— Dataset records —
-- -- --
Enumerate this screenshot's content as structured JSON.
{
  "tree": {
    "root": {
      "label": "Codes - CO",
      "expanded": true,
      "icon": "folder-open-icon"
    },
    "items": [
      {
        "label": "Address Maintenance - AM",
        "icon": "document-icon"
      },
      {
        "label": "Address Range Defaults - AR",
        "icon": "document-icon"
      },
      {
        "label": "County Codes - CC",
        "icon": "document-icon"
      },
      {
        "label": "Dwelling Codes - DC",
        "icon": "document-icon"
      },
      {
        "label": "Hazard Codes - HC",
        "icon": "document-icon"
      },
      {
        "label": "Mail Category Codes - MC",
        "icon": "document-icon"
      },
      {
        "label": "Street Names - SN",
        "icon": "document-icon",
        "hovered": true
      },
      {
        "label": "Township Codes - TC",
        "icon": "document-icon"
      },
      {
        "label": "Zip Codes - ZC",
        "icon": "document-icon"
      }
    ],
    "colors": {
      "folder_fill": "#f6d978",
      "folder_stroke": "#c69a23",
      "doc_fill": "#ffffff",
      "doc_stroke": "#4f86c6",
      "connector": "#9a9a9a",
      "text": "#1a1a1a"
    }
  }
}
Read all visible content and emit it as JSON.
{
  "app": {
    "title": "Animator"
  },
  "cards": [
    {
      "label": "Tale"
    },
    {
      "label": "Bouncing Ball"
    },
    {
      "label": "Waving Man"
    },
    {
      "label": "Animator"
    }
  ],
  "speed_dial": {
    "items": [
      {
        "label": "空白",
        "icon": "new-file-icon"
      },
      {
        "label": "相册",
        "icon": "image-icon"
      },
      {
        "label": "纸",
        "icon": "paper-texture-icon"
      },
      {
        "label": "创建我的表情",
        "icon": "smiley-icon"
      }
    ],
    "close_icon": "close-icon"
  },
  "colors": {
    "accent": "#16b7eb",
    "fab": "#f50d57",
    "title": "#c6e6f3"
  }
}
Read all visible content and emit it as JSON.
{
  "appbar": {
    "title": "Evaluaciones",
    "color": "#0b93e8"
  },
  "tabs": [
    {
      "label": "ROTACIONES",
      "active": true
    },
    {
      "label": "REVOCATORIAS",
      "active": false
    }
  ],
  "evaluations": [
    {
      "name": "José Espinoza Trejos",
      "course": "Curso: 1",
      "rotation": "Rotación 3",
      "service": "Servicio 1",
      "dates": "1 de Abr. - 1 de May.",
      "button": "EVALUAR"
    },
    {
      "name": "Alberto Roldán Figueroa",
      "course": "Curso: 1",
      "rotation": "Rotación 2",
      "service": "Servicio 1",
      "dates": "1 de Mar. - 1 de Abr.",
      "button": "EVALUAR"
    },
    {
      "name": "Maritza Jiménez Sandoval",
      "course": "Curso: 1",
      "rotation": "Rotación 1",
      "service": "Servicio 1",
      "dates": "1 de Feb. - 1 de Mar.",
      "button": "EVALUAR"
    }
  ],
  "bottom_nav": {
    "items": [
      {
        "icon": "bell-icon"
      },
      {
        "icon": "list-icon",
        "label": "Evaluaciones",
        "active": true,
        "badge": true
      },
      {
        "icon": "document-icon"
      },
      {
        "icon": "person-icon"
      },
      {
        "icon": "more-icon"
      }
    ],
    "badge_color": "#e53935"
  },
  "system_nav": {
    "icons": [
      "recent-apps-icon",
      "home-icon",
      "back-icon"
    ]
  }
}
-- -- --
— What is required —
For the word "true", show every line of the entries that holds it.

— Result below —
      "expanded": true,
        "hovered": true
      "active": true
        "active": true,
        "badge": true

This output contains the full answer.